=== Data for review ===

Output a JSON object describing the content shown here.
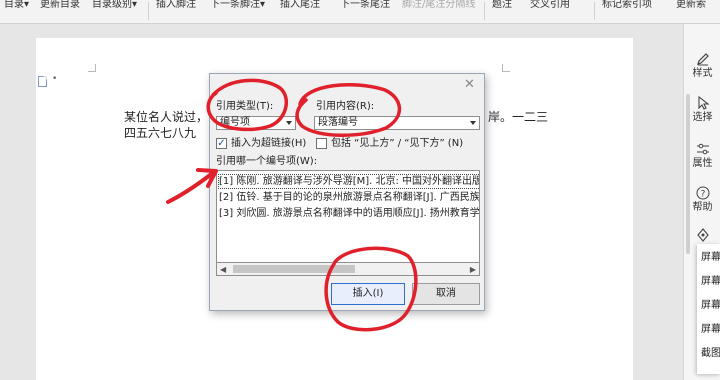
{
  "ribbon": {
    "items": [
      {
        "label": "目录▾"
      },
      {
        "label": "更新目录"
      },
      {
        "label": "目录级别▾"
      },
      {
        "label": "插入脚注"
      },
      {
        "label": "下一条脚注▾"
      },
      {
        "label": "插入尾注"
      },
      {
        "label": "下一条尾注"
      },
      {
        "label": "脚注/尾注分隔线"
      },
      {
        "label": "题注"
      },
      {
        "label": "交叉引用"
      },
      {
        "label": "标记索引项"
      },
      {
        "label": "更新索"
      }
    ]
  },
  "document": {
    "line1_left": "某位名人说过，",
    "line1_right": "岸。一二三",
    "line2": "四五六七八九"
  },
  "dialog": {
    "close_glyph": "✕",
    "ref_type_label": "引用类型(T):",
    "ref_type_value": "编号项",
    "ref_content_label": "引用内容(R):",
    "ref_content_value": "段落编号",
    "hyperlink_label": "插入为超链接(H)",
    "hyperlink_checked": "✓",
    "include_label": "包括 “见上方” / “见下方” (N)",
    "list_label": "引用哪一个编号项(W):",
    "items": [
      {
        "text": "[1] 陈刚. 旅游翻译与涉外导游[M]. 北京: 中国对外翻译出版"
      },
      {
        "text": "[2] 伍铃. 基于目的论的泉州旅游景点名称翻译[J]. 广西民族"
      },
      {
        "text": "[3] 刘欣圆. 旅游景点名称翻译中的语用顺应[J]. 扬州教育学"
      }
    ],
    "insert_button": "插入(I)",
    "cancel_button": "取消"
  },
  "right_panel": {
    "items": [
      {
        "label": "样式",
        "icon": "pen-icon"
      },
      {
        "label": "选择",
        "icon": "cursor-icon"
      },
      {
        "label": "属性",
        "icon": "sliders-icon"
      },
      {
        "label": "帮助",
        "icon": "help-icon"
      }
    ],
    "menu": [
      "屏幕",
      "屏幕",
      "屏幕",
      "屏幕",
      "截图"
    ]
  },
  "colors": {
    "annotation_red": "#e0202a",
    "primary_border": "#2b6fd1"
  }
}
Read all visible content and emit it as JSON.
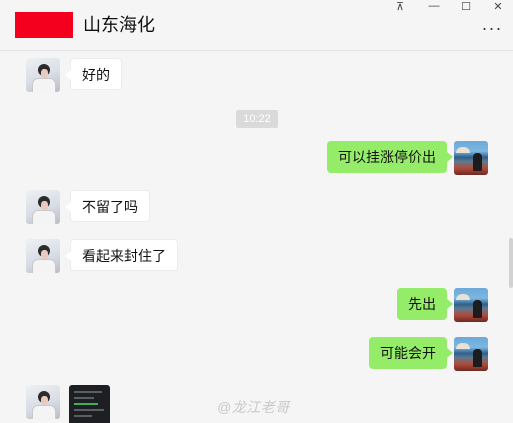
{
  "window": {
    "chat_title": "山东海化",
    "controls": {
      "pin": "⊼",
      "minimize": "—",
      "maximize": "☐",
      "close": "✕"
    },
    "more_glyph": "···"
  },
  "messages": [
    {
      "side": "in",
      "text": "好的"
    },
    {
      "type": "time",
      "text": "10:22"
    },
    {
      "side": "out",
      "text": "可以挂涨停价出"
    },
    {
      "side": "in",
      "text": "不留了吗"
    },
    {
      "side": "in",
      "text": "看起来封住了"
    },
    {
      "side": "out",
      "text": "先出"
    },
    {
      "side": "out",
      "text": "可能会开"
    }
  ],
  "watermark": "@龙江老哥",
  "colors": {
    "outgoing_bubble": "#95ec69",
    "incoming_bubble": "#ffffff",
    "redaction": "#f4001e",
    "background": "#f5f5f5"
  }
}
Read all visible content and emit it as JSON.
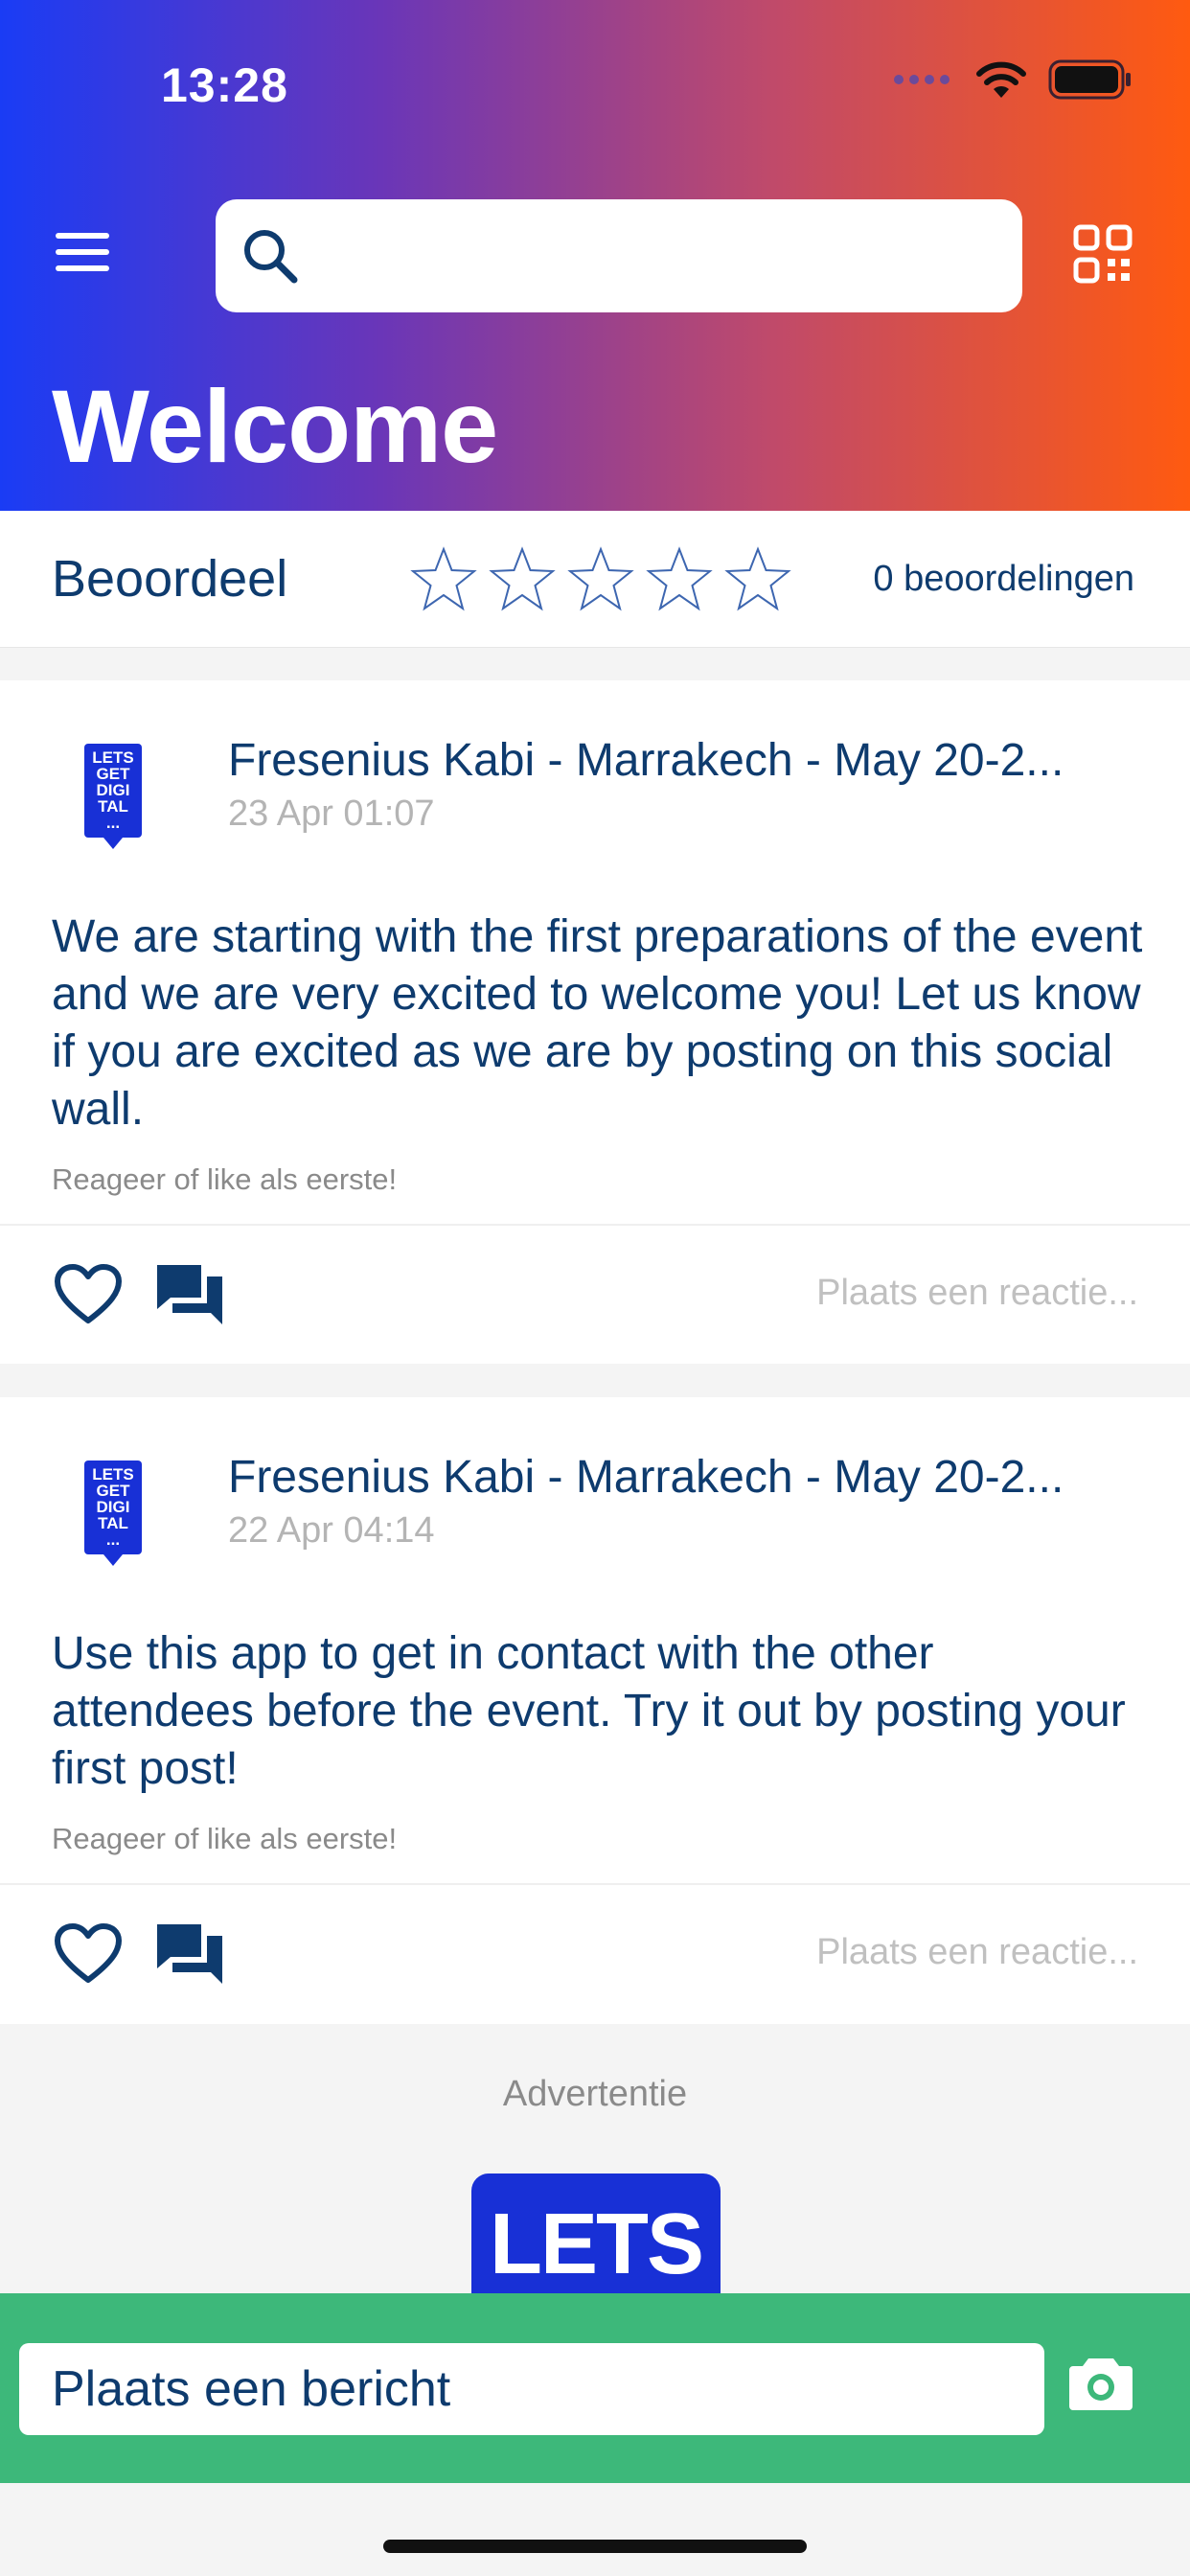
{
  "status_bar": {
    "time": "13:28"
  },
  "header": {
    "title": "Welcome",
    "search_placeholder": ""
  },
  "rating": {
    "label": "Beoordeel",
    "count_text": "0 beoordelingen",
    "stars_filled": 0,
    "stars_total": 5
  },
  "posts": [
    {
      "logo_text": "LETS GET DIGI TAL ...",
      "author": "Fresenius Kabi - Marrakech - May 20-2...",
      "timestamp": "23 Apr 01:07",
      "body": "We are starting with the first preparations of the event and we are very excited to welcome you! Let us know if you are excited as we are by posting on this social wall.",
      "react_hint": "Reageer of like als eerste!",
      "comment_placeholder": "Plaats een reactie..."
    },
    {
      "logo_text": "LETS GET DIGI TAL ...",
      "author": "Fresenius Kabi - Marrakech - May 20-2...",
      "timestamp": "22 Apr 04:14",
      "body": "Use this app to get in contact with the other attendees before the event. Try it out by posting your first post!",
      "react_hint": "Reageer of like als eerste!",
      "comment_placeholder": "Plaats een reactie..."
    }
  ],
  "ad": {
    "label": "Advertentie",
    "logo_text": "LETS GET"
  },
  "composer": {
    "placeholder": "Plaats een bericht"
  },
  "icons": {
    "menu": "menu-icon",
    "search": "search-icon",
    "qr": "qr-code-icon",
    "star": "star-outline-icon",
    "like": "heart-outline-icon",
    "comment": "chat-bubbles-icon",
    "camera": "camera-icon"
  },
  "colors": {
    "gradient_start": "#1a3cf5",
    "gradient_end": "#ff5a10",
    "primary_text": "#0e3b6e",
    "composer_bar": "#3db87a",
    "logo_blue": "#1830d6"
  }
}
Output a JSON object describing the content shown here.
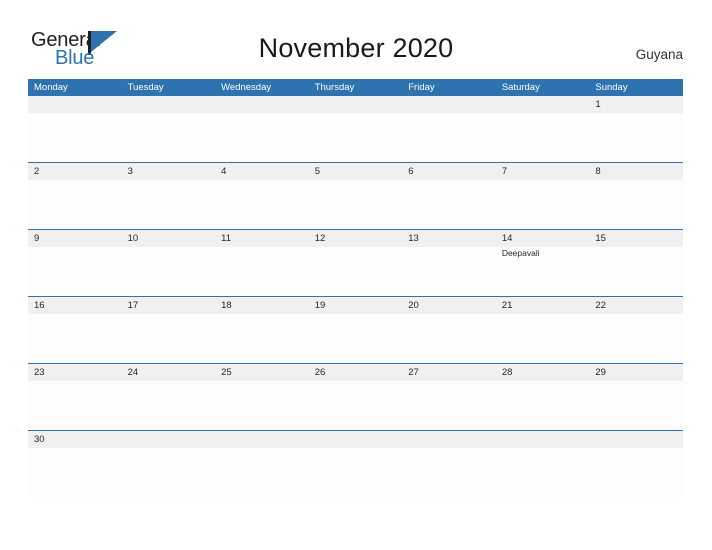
{
  "brand": {
    "name_part1": "General",
    "name_part2": "Blue",
    "flag_icon": "flag-triangle-icon",
    "color_dark": "#231f20",
    "color_blue": "#2e72b0"
  },
  "header": {
    "title": "November 2020",
    "country": "Guyana"
  },
  "theme": {
    "header_blue": "#2e72b0",
    "rule_blue": "#2e72b0",
    "number_band_gray": "#f0f0f0",
    "page_background": "#ffffff",
    "text_dark": "#262626"
  },
  "calendar": {
    "month": "November",
    "year": "2020",
    "weekday_headers": [
      "Monday",
      "Tuesday",
      "Wednesday",
      "Thursday",
      "Friday",
      "Saturday",
      "Sunday"
    ],
    "weeks": [
      {
        "days": [
          {
            "date": "",
            "events": []
          },
          {
            "date": "",
            "events": []
          },
          {
            "date": "",
            "events": []
          },
          {
            "date": "",
            "events": []
          },
          {
            "date": "",
            "events": []
          },
          {
            "date": "",
            "events": []
          },
          {
            "date": "1",
            "events": []
          }
        ]
      },
      {
        "days": [
          {
            "date": "2",
            "events": []
          },
          {
            "date": "3",
            "events": []
          },
          {
            "date": "4",
            "events": []
          },
          {
            "date": "5",
            "events": []
          },
          {
            "date": "6",
            "events": []
          },
          {
            "date": "7",
            "events": []
          },
          {
            "date": "8",
            "events": []
          }
        ]
      },
      {
        "days": [
          {
            "date": "9",
            "events": []
          },
          {
            "date": "10",
            "events": []
          },
          {
            "date": "11",
            "events": []
          },
          {
            "date": "12",
            "events": []
          },
          {
            "date": "13",
            "events": []
          },
          {
            "date": "14",
            "events": [
              "Deepavali"
            ]
          },
          {
            "date": "15",
            "events": []
          }
        ]
      },
      {
        "days": [
          {
            "date": "16",
            "events": []
          },
          {
            "date": "17",
            "events": []
          },
          {
            "date": "18",
            "events": []
          },
          {
            "date": "19",
            "events": []
          },
          {
            "date": "20",
            "events": []
          },
          {
            "date": "21",
            "events": []
          },
          {
            "date": "22",
            "events": []
          }
        ]
      },
      {
        "days": [
          {
            "date": "23",
            "events": []
          },
          {
            "date": "24",
            "events": []
          },
          {
            "date": "25",
            "events": []
          },
          {
            "date": "26",
            "events": []
          },
          {
            "date": "27",
            "events": []
          },
          {
            "date": "28",
            "events": []
          },
          {
            "date": "29",
            "events": []
          }
        ]
      },
      {
        "days": [
          {
            "date": "30",
            "events": []
          },
          {
            "date": "",
            "events": []
          },
          {
            "date": "",
            "events": []
          },
          {
            "date": "",
            "events": []
          },
          {
            "date": "",
            "events": []
          },
          {
            "date": "",
            "events": []
          },
          {
            "date": "",
            "events": []
          }
        ]
      }
    ]
  }
}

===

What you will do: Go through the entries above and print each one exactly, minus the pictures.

Solution to this task:
Output a JSON object describing the content shown here.
{
  "ribbon": {
    "items": [
      {
        "label": "目录▾"
      },
      {
        "label": "更新目录"
      },
      {
        "label": "目录级别▾"
      },
      {
        "label": "插入脚注"
      },
      {
        "label": "下一条脚注▾"
      },
      {
        "label": "插入尾注"
      },
      {
        "label": "下一条尾注"
      },
      {
        "label": "脚注/尾注分隔线"
      },
      {
        "label": "题注"
      },
      {
        "label": "交叉引用"
      },
      {
        "label": "标记索引项"
      },
      {
        "label": "更新索"
      }
    ]
  },
  "document": {
    "line1_left": "某位名人说过，",
    "line1_right": "岸。一二三",
    "line2": "四五六七八九"
  },
  "dialog": {
    "close_glyph": "✕",
    "ref_type_label": "引用类型(T):",
    "ref_type_value": "编号项",
    "ref_content_label": "引用内容(R):",
    "ref_content_value": "段落编号",
    "hyperlink_label": "插入为超链接(H)",
    "hyperlink_checked": "✓",
    "include_label": "包括 “见上方” / “见下方” (N)",
    "list_label": "引用哪一个编号项(W):",
    "items": [
      {
        "text": "[1] 陈刚. 旅游翻译与涉外导游[M]. 北京: 中国对外翻译出版"
      },
      {
        "text": "[2] 伍铃. 基于目的论的泉州旅游景点名称翻译[J]. 广西民族"
      },
      {
        "text": "[3] 刘欣圆. 旅游景点名称翻译中的语用顺应[J]. 扬州教育学"
      }
    ],
    "insert_button": "插入(I)",
    "cancel_button": "取消"
  },
  "right_panel": {
    "items": [
      {
        "label": "样式",
        "icon": "pen-icon"
      },
      {
        "label": "选择",
        "icon": "cursor-icon"
      },
      {
        "label": "属性",
        "icon": "sliders-icon"
      },
      {
        "label": "帮助",
        "icon": "help-icon"
      }
    ],
    "menu": [
      "屏幕",
      "屏幕",
      "屏幕",
      "屏幕",
      "截图"
    ]
  },
  "colors": {
    "annotation_red": "#e0202a",
    "primary_border": "#2b6fd1"
  }
}
Read all visible content and emit it as JSON.
{
  "window": {
    "chat_title": "山东海化",
    "controls": {
      "pin": "⊼",
      "minimize": "—",
      "maximize": "☐",
      "close": "✕"
    },
    "more_glyph": "···"
  },
  "messages": [
    {
      "side": "in",
      "text": "好的"
    },
    {
      "type": "time",
      "text": "10:22"
    },
    {
      "side": "out",
      "text": "可以挂涨停价出"
    },
    {
      "side": "in",
      "text": "不留了吗"
    },
    {
      "side": "in",
      "text": "看起来封住了"
    },
    {
      "side": "out",
      "text": "先出"
    },
    {
      "side": "out",
      "text": "可能会开"
    }
  ],
  "watermark": "@龙江老哥",
  "colors": {
    "outgoing_bubble": "#95ec69",
    "incoming_bubble": "#ffffff",
    "redaction": "#f4001e",
    "background": "#f5f5f5"
  }
}
Read all visible content and emit it as JSON.
{
  "status_bar": {
    "time": "13:28"
  },
  "header": {
    "title": "Welcome",
    "search_placeholder": ""
  },
  "rating": {
    "label": "Beoordeel",
    "count_text": "0 beoordelingen",
    "stars_filled": 0,
    "stars_total": 5
  },
  "posts": [
    {
      "logo_text": "LETS GET DIGI TAL ...",
      "author": "Fresenius Kabi - Marrakech - May 20-2...",
      "timestamp": "23 Apr 01:07",
      "body": "We are starting with the first preparations of the event and we are very excited to welcome you! Let us know if you are excited as we are by posting on this social wall.",
      "react_hint": "Reageer of like als eerste!",
      "comment_placeholder": "Plaats een reactie..."
    },
    {
      "logo_text": "LETS GET DIGI TAL ...",
      "author": "Fresenius Kabi - Marrakech - May 20-2...",
      "timestamp": "22 Apr 04:14",
      "body": "Use this app to get in contact with the other attendees before the event. Try it out by posting your first post!",
      "react_hint": "Reageer of like als eerste!",
      "comment_placeholder": "Plaats een reactie..."
    }
  ],
  "ad": {
    "label": "Advertentie",
    "logo_text": "LETS GET"
  },
  "composer": {
    "placeholder": "Plaats een bericht"
  },
  "icons": {
    "menu": "menu-icon",
    "search": "search-icon",
    "qr": "qr-code-icon",
    "star": "star-outline-icon",
    "like": "heart-outline-icon",
    "comment": "chat-bubbles-icon",
    "camera": "camera-icon"
  },
  "colors": {
    "gradient_start": "#1a3cf5",
    "gradient_end": "#ff5a10",
    "primary_text": "#0e3b6e",
    "composer_bar": "#3db87a",
    "logo_blue": "#1830d6"
  }
}
Output a JSON object describing the content shown here.
{
  "brand": {
    "name_part1": "General",
    "name_part2": "Blue",
    "flag_icon": "flag-triangle-icon",
    "color_dark": "#231f20",
    "color_blue": "#2e72b0"
  },
  "header": {
    "title": "November 2020",
    "country": "Guyana"
  },
  "theme": {
    "header_blue": "#2e72b0",
    "rule_blue": "#2e72b0",
    "number_band_gray": "#f0f0f0",
    "page_background": "#ffffff",
    "text_dark": "#262626"
  },
  "calendar": {
    "month": "November",
    "year": "2020",
    "weekday_headers": [
      "Monday",
      "Tuesday",
      "Wednesday",
      "Thursday",
      "Friday",
      "Saturday",
      "Sunday"
    ],
    "weeks": [
      {
        "days": [
          {
            "date": "",
            "events": []
          },
          {
            "date": "",
            "events": []
          },
          {
            "date": "",
            "events": []
          },
          {
            "date": "",
            "events": []
          },
          {
            "date": "",
            "events": []
          },
          {
            "date": "",
            "events": []
          },
          {
            "date": "1",
            "events": []
          }
        ]
      },
      {
        "days": [
          {
            "date": "2",
            "events": []
          },
          {
            "date": "3",
            "events": []
          },
          {
            "date": "4",
            "events": []
          },
          {
            "date": "5",
            "events": []
          },
          {
            "date": "6",
            "events": []
          },
          {
            "date": "7",
            "events": []
          },
          {
            "date": "8",
            "events": []
          }
        ]
      },
      {
        "days": [
          {
            "date": "9",
            "events": []
          },
          {
            "date": "10",
            "events": []
          },
          {
            "date": "11",
            "events": []
          },
          {
            "date": "12",
            "events": []
          },
          {
            "date": "13",
            "events": []
          },
          {
            "date": "14",
            "events": [
              "Deepavali"
            ]
          },
          {
            "date": "15",
            "events": []
          }
        ]
      },
      {
        "days": [
          {
            "date": "16",
            "events": []
          },
          {
            "date": "17",
            "events": []
          },
          {
            "date": "18",
            "events": []
          },
          {
            "date": "19",
            "events": []
          },
          {
            "date": "20",
            "events": []
          },
          {
            "date": "21",
            "events": []
          },
          {
            "date": "22",
            "events": []
          }
        ]
      },
      {
        "days": [
          {
            "date": "23",
            "events": []
          },
          {
            "date": "24",
            "events": []
          },
          {
            "date": "25",
            "events": []
          },
          {
            "date": "26",
            "events": []
          },
          {
            "date": "27",
            "events": []
          },
          {
            "date": "28",
            "events": []
          },
          {
            "date": "29",
            "events": []
          }
        ]
      },
      {
        "days": [
          {
            "date": "30",
            "events": []
          },
          {
            "date": "",
            "events": []
          },
          {
            "date": "",
            "events": []
          },
          {
            "date": "",
            "events": []
          },
          {
            "date": "",
            "events": []
          },
          {
            "date": "",
            "events": []
          },
          {
            "date": "",
            "events": []
          }
        ]
      }
    ]
  }
}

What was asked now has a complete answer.